* [EXERCISE REQUIREMENTS] Down to the last line, restate the records word for word, but not the pictures.

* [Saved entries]
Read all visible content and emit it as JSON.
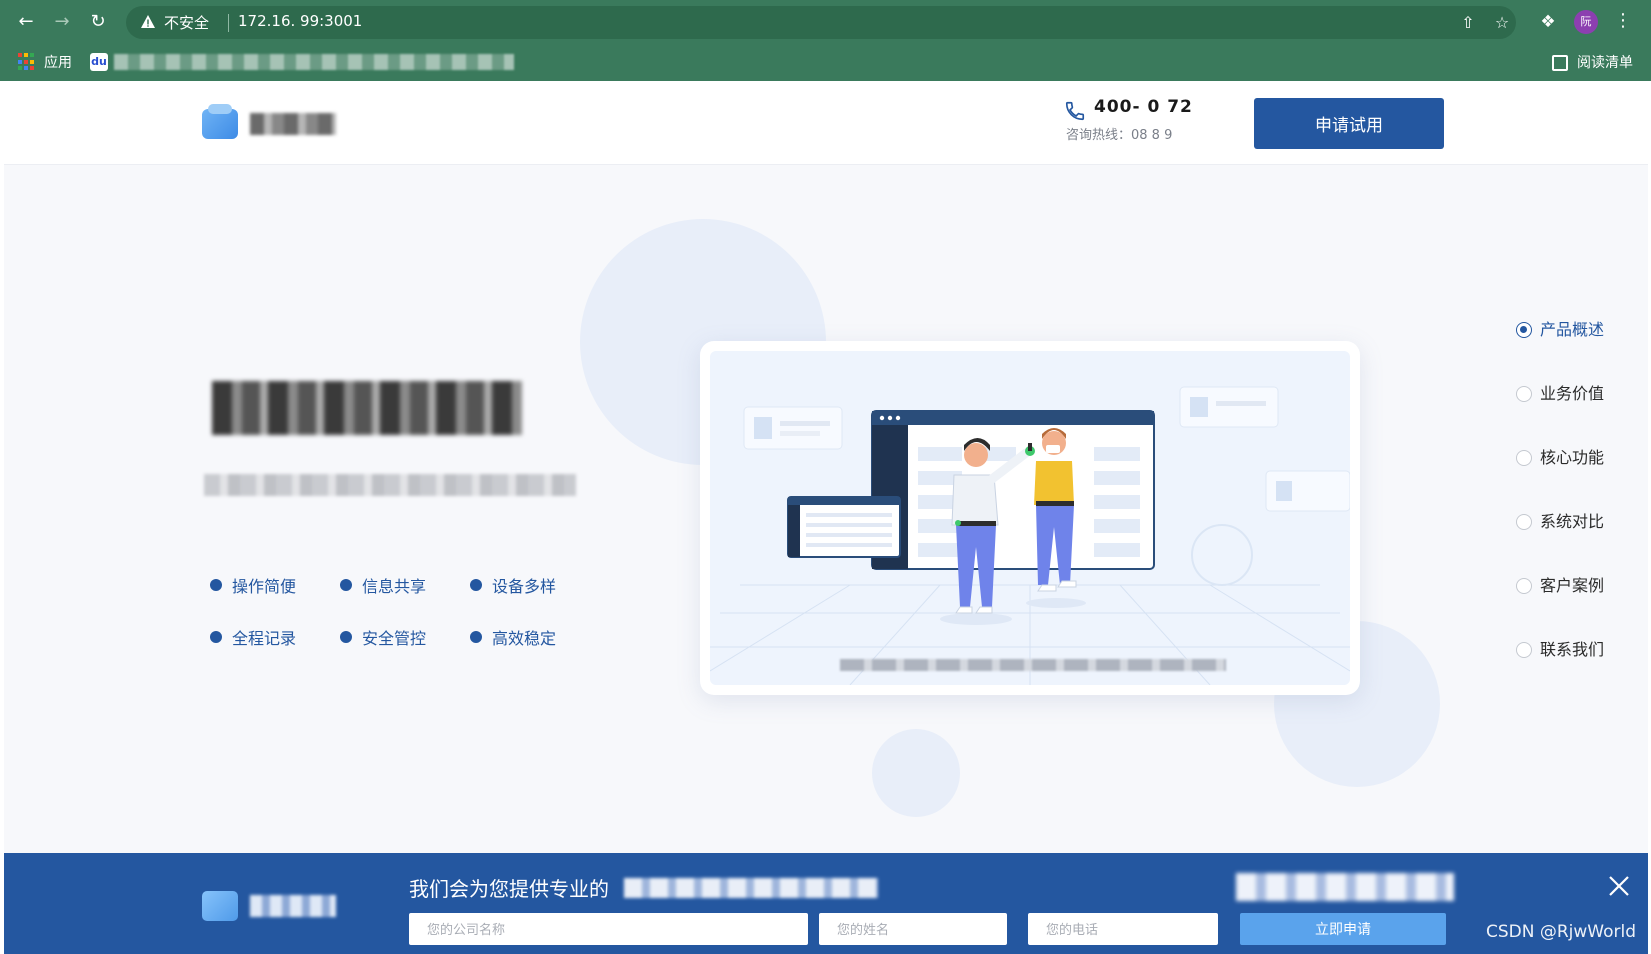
{
  "browser": {
    "security_label": "不安全",
    "url": "172.16.  99:3001",
    "avatar_text": "阮",
    "apps_label": "应用",
    "reading_list_label": "阅读清单"
  },
  "header": {
    "phone_number": "400-  0  72",
    "hotline": "咨询热线：08       8   9",
    "cta": "申请试用"
  },
  "hero": {
    "features": [
      "操作简便",
      "信息共享",
      "设备多样",
      "全程记录",
      "安全管控",
      "高效稳定"
    ]
  },
  "side_nav": {
    "items": [
      {
        "label": "产品概述",
        "active": true
      },
      {
        "label": "业务价值",
        "active": false
      },
      {
        "label": "核心功能",
        "active": false
      },
      {
        "label": "系统对比",
        "active": false
      },
      {
        "label": "客户案例",
        "active": false
      },
      {
        "label": "联系我们",
        "active": false
      }
    ]
  },
  "banner": {
    "message": "我们会为您提供专业的",
    "company_placeholder": "您的公司名称",
    "name_placeholder": "您的姓名",
    "phone_placeholder": "您的电话",
    "submit": "立即申请"
  },
  "watermark": "CSDN @RjwWorld",
  "colors": {
    "chrome": "#3a7a5c",
    "primary": "#2457a0",
    "submit": "#5aa3ec",
    "page_bg": "#f7f8fb"
  }
}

* [RESULT OF THE EXERCISE]
Read all visible content and emit it as JSON.
{
  "browser": {
    "security_label": "不安全",
    "url": "172.16.  99:3001",
    "avatar_text": "阮",
    "apps_label": "应用",
    "reading_list_label": "阅读清单"
  },
  "header": {
    "phone_number": "400-  0  72",
    "hotline": "咨询热线：08       8   9",
    "cta": "申请试用"
  },
  "hero": {
    "features": [
      "操作简便",
      "信息共享",
      "设备多样",
      "全程记录",
      "安全管控",
      "高效稳定"
    ]
  },
  "side_nav": {
    "items": [
      {
        "label": "产品概述",
        "active": true
      },
      {
        "label": "业务价值",
        "active": false
      },
      {
        "label": "核心功能",
        "active": false
      },
      {
        "label": "系统对比",
        "active": false
      },
      {
        "label": "客户案例",
        "active": false
      },
      {
        "label": "联系我们",
        "active": false
      }
    ]
  },
  "banner": {
    "message": "我们会为您提供专业的",
    "company_placeholder": "您的公司名称",
    "name_placeholder": "您的姓名",
    "phone_placeholder": "您的电话",
    "submit": "立即申请"
  },
  "watermark": "CSDN @RjwWorld",
  "colors": {
    "chrome": "#3a7a5c",
    "primary": "#2457a0",
    "submit": "#5aa3ec",
    "page_bg": "#f7f8fb"
  }
}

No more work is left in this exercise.